Good eyesight is an essential part of performing daily tasks and also an important part of our overall health and well-being. Unfortunately, we aren’t all blessed with perfect vision, but thankfully there are options that can help.
Approximately 45 million people in the United States wear contact lenses to improve their vision, and for many, it’s a preferable alternative to wearing glasses.
What are Contact Lenses?
Contact lenses are thin lenses made of a type of plastic designed to be placed directly on the front surface of the eye. Contact lenses are most frequently used to correct blurry vision, similar to the function of glasses.
After visiting an eye doctor, you are prescribed custom contact lenses especially tailored to your vision and the shape of the front of your eye.
The Benefits of Contact Lenses
Wearing contact lenses offers many benefits, but most importantly they work to correct many vision-related issues.
- Astigmatism. This is when the front surface of your eye, the cornea, has a non-spherical shape or when the natural lens in your eye is shaped irregularly. Astigmatism can cause blurred vision with both objects in the distance or close by.
- Myopia. Also known as nearsightedness, this is when you have trouble seeing things far away.
- Hyperopia. Also known as farsightedness, with hyperopia, objects up close are blurry.
- Presbyopia. This is when your eyes gradually lose the ability to focus up close as a normal part of the aging process. It typically begins around or after age 40.
What Are the Different Types of Contact Lenses?
Daily Disposable Contact Lenses
Daily disposable contacts are single-use, usually applied in the morning and removed and discarded at night. Many people prefer daily use contact lenses as they require little maintenance. They do not need to be cleaned or stored. Daily disposable soft contact lenses have a strong safety profile due to starting with a new, sterile contact lens each day.
Planned Replacement Contact Lenses
Planned replacement contact lenses are contact lenses that are worn for a specified number of days, usually either one week, two weeks or one month. They are most frequently removed at the end of the day and stored in a multipurpose disinfecting solution overnight until morning. Occasionally, some planned replacement contact lenses (that are approved for extended wear) are worn overnight, often up to one week.
Extended wear contacts do come with risks, such as corneal ulcers and bacterial eye infections. Therefore, they are not highly recommended by many eye care providers. People who do wear extended wear contact lenses should be especially prudent to not wear the lenses longer than prescribed.
Specialty Contact Lenses
- Multifocal Lenses. These lenses are designed to help people see both far away and up close.

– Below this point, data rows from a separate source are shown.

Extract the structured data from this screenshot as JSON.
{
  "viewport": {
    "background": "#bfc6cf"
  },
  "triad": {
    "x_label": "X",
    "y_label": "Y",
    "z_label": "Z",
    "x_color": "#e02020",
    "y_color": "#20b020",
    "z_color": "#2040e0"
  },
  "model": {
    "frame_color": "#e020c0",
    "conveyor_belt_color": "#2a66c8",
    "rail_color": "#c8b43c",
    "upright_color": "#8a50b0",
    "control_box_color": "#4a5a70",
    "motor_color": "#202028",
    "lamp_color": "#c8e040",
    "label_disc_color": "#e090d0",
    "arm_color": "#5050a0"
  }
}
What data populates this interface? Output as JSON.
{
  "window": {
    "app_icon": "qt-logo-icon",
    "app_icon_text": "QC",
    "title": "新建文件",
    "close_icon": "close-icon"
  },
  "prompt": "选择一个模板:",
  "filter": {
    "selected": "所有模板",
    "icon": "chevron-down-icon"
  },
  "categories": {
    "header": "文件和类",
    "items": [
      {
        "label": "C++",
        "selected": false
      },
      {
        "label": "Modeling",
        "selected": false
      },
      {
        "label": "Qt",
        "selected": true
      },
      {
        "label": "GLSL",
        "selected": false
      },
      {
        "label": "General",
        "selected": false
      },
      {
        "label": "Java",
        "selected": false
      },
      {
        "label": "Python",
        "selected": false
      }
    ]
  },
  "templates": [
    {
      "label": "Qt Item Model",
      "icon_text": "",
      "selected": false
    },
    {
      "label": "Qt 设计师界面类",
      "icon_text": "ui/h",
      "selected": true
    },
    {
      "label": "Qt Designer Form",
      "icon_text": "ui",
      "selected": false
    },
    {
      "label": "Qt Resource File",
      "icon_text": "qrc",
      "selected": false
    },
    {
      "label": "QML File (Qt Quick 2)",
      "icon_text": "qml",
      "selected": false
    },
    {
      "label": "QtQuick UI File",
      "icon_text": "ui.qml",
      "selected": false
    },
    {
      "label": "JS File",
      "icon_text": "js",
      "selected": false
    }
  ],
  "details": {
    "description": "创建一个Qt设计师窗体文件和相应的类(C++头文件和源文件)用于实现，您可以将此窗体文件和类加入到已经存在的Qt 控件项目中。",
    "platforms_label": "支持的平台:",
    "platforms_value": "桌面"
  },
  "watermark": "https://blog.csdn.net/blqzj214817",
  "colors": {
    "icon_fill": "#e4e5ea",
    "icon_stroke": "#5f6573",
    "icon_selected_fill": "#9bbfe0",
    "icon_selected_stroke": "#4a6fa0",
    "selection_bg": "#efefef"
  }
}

- Toric Lenses. Toric contact lenses correct astigmatism.
- Colored Lenses. Through a special dye applied to the lens, these contact lenses are most often used aesthetically to change the color of your eyes. They also can assist with light sensitivity and can alter color perception.
- Rigid Gas Permeable Lenses. Rigid gas permeable lenses are hard contact lenses, and similar to soft contact lenses, can be used to correct nearsightedness, farsightedness, astigmatism, and presbyopia.
- Scleral lenses. These lenses extend over the white part of the eye and help vision if the wearer suffers from irregular issues with the cornea, such as severe dry eye and keratoconus, which is a condition where the outer front surface of the eye, the cornea, thins and develops a cone-like shape.
Are Contact Lenses Safe?
All people who wear contact lenses should be properly instructed by their eye care professional on the correct way to insert and remove their lenses, as well as the wearing time and proper disinfection of their lenses prior to being discarded. If you don't properly clean and replace contact lenses regularly and do not practice good eye hygiene, you increase the risk of eye infections and/or corneal ulcers.
When used properly as instructed by your eye doctor, however, contact lenses are safe and provide comfortable central and excellent peripheral vision like eyeglasses. Annual eye exams are strongly recommended for all contact lens wearers.
Beth Rosenblatt, OD, a Summit Health optometric physician, assures that all of the eyecare providers at Summit Health are skilled at fitting most types of contact lenses. She says, “If you have never worn contact lenses but are interested, or if you are a current wearer who is interested in achieving better vision or comfort, please reach out.” The Summit Health team will work with you to help you achieve contact lens success!